**YOUR TASK:** Though the entries contain pictures, the copy you make should hold only the rest, exactly as written.

**DATASET RECORDS:**
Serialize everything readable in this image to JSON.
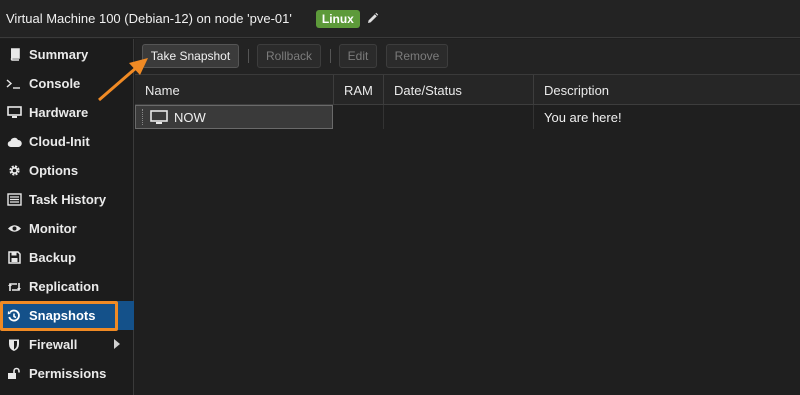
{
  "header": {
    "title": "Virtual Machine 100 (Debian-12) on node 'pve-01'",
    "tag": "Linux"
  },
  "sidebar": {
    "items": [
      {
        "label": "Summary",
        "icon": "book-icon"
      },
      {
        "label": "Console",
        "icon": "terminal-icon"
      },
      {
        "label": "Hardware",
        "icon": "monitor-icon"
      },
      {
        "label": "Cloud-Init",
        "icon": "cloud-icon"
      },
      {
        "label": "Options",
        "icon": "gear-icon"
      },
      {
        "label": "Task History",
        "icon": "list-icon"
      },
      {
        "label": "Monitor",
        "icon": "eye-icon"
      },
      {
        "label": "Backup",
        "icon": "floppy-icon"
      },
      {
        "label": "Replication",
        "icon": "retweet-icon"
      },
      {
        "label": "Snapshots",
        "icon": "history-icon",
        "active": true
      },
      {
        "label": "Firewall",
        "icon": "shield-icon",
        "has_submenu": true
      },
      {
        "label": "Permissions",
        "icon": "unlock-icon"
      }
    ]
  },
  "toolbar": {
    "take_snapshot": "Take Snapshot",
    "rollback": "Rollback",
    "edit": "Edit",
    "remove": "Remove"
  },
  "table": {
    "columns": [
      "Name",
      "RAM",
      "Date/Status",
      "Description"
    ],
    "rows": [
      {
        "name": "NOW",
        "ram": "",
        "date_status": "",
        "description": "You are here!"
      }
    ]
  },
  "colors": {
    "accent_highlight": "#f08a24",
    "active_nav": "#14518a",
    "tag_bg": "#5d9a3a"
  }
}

**WRITTEN RESPONSE:**
Serialize everything readable in this image to JSON.
{
  "header": {
    "title": "Virtual Machine 100 (Debian-12) on node 'pve-01'",
    "tag": "Linux"
  },
  "sidebar": {
    "items": [
      {
        "label": "Summary",
        "icon": "book-icon"
      },
      {
        "label": "Console",
        "icon": "terminal-icon"
      },
      {
        "label": "Hardware",
        "icon": "monitor-icon"
      },
      {
        "label": "Cloud-Init",
        "icon": "cloud-icon"
      },
      {
        "label": "Options",
        "icon": "gear-icon"
      },
      {
        "label": "Task History",
        "icon": "list-icon"
      },
      {
        "label": "Monitor",
        "icon": "eye-icon"
      },
      {
        "label": "Backup",
        "icon": "floppy-icon"
      },
      {
        "label": "Replication",
        "icon": "retweet-icon"
      },
      {
        "label": "Snapshots",
        "icon": "history-icon",
        "active": true
      },
      {
        "label": "Firewall",
        "icon": "shield-icon",
        "has_submenu": true
      },
      {
        "label": "Permissions",
        "icon": "unlock-icon"
      }
    ]
  },
  "toolbar": {
    "take_snapshot": "Take Snapshot",
    "rollback": "Rollback",
    "edit": "Edit",
    "remove": "Remove"
  },
  "table": {
    "columns": [
      "Name",
      "RAM",
      "Date/Status",
      "Description"
    ],
    "rows": [
      {
        "name": "NOW",
        "ram": "",
        "date_status": "",
        "description": "You are here!"
      }
    ]
  },
  "colors": {
    "accent_highlight": "#f08a24",
    "active_nav": "#14518a",
    "tag_bg": "#5d9a3a"
  }
}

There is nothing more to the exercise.